§ Description of the task
Report each line of the records where "title" occurs.

(Records contained in a dataset)
┌────────

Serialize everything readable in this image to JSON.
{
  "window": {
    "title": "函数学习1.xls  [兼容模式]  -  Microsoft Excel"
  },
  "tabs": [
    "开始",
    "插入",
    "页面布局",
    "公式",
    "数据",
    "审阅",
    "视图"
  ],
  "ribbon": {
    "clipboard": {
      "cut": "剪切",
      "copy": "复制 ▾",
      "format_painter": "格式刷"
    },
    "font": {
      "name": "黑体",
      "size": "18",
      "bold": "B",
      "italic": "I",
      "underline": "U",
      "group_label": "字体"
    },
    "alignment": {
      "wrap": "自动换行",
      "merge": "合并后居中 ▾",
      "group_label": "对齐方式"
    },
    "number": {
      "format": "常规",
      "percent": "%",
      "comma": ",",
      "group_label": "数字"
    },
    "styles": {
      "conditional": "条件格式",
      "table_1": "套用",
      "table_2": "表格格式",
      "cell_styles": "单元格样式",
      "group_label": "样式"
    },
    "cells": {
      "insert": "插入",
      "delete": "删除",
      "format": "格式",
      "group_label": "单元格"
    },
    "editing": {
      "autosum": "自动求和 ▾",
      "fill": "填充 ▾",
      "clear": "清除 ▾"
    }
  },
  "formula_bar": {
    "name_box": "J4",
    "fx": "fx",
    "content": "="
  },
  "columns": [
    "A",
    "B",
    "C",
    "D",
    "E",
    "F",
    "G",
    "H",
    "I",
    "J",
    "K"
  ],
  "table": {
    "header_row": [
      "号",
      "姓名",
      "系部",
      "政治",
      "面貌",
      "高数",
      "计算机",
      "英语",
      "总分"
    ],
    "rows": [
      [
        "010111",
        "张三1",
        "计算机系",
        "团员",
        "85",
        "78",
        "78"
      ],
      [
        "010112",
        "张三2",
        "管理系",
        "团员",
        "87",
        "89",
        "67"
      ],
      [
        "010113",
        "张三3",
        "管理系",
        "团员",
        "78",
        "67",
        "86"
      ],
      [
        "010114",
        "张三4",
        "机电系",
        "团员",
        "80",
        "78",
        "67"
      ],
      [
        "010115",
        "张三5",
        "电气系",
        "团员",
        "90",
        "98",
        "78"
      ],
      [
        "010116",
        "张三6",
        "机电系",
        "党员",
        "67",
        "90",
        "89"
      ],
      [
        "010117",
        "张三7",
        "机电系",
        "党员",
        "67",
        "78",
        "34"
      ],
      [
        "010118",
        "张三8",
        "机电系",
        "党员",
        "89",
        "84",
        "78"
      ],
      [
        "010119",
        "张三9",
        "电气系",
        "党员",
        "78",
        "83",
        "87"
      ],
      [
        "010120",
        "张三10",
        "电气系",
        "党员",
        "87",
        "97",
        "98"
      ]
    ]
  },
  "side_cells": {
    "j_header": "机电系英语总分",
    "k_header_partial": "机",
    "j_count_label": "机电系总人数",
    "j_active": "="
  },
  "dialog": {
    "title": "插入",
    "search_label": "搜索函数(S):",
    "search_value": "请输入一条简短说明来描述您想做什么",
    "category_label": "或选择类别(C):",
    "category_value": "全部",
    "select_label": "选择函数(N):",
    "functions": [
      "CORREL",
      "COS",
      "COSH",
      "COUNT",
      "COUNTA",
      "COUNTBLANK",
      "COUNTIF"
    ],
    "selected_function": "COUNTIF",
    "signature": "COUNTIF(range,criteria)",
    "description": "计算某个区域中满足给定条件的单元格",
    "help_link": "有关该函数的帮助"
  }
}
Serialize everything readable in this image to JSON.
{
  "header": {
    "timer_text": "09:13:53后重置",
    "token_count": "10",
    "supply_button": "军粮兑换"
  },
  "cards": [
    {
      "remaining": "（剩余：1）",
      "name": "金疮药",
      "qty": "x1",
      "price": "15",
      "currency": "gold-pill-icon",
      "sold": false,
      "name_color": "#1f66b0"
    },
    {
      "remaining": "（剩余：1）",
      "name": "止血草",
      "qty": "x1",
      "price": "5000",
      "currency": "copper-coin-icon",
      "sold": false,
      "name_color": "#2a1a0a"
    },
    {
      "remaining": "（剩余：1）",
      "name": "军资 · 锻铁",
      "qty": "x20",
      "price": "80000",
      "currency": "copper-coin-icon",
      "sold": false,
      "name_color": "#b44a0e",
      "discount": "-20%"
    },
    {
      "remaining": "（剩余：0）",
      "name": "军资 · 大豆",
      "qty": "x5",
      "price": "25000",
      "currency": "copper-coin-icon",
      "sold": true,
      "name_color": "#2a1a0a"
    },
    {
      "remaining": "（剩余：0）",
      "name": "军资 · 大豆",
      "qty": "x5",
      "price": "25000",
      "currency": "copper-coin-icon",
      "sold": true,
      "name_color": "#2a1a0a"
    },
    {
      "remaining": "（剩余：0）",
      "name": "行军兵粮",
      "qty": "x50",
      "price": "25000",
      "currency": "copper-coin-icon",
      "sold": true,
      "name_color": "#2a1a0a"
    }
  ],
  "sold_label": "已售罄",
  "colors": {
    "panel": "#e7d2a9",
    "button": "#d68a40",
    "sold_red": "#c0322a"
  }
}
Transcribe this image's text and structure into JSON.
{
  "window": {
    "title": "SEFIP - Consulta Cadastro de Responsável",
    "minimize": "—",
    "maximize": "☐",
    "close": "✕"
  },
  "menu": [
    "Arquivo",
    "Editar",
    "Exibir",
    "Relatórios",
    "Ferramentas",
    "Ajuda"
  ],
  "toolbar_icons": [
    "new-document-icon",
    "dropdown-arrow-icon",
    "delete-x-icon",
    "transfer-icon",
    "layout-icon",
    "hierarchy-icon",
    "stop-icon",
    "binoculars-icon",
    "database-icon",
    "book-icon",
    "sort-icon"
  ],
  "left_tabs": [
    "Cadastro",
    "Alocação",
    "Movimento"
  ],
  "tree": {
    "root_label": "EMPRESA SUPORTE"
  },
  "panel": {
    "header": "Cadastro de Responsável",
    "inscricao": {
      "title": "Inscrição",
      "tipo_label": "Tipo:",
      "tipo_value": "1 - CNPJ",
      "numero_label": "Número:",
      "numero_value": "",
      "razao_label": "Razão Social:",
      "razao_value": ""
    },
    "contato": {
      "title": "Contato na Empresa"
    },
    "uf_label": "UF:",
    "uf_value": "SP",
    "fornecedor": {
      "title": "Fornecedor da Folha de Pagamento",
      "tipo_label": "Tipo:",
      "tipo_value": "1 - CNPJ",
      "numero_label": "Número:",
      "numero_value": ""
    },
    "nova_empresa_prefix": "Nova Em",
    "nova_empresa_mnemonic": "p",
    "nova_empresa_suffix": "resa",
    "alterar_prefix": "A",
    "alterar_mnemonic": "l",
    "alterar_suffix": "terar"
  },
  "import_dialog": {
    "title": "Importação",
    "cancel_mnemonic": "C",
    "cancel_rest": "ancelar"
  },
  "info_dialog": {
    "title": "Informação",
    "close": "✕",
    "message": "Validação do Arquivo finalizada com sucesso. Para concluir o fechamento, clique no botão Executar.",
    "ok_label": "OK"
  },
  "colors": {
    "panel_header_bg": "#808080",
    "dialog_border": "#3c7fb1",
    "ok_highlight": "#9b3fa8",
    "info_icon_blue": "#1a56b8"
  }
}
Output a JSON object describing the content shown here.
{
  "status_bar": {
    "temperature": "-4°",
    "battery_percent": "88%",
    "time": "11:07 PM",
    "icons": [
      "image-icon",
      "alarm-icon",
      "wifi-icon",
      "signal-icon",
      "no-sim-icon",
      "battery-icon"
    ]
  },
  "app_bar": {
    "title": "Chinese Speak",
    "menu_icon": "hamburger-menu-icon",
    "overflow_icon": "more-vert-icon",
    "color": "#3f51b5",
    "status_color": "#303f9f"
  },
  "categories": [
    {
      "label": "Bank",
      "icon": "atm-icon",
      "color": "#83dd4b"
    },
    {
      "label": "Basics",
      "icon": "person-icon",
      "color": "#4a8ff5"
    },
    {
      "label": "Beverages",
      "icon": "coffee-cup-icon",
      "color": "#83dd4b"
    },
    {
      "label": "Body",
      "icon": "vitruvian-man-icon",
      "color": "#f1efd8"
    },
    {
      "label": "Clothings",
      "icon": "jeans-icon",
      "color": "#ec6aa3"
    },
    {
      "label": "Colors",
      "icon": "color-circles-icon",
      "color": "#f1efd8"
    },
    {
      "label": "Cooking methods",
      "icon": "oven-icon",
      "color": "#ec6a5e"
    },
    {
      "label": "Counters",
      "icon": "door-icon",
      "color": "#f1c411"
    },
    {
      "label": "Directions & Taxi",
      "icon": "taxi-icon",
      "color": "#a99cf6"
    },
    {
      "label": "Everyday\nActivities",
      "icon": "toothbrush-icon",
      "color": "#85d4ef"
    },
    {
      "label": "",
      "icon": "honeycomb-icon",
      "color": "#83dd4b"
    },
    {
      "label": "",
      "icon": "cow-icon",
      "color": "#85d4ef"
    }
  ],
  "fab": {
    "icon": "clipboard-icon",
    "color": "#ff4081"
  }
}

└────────

§ Response below
    "title": "函数学习1.xls  [兼容模式]  -  Microsoft Excel"
    "title": "插入",
    "title": "SEFIP - Consulta Cadastro de Responsável",
      "title": "Inscrição",
      "title": "Contato na Empresa"
      "title": "Fornecedor da Folha de Pagamento",
    "title": "Importação",
    "title": "Informação",
    "title": "Chinese Speak",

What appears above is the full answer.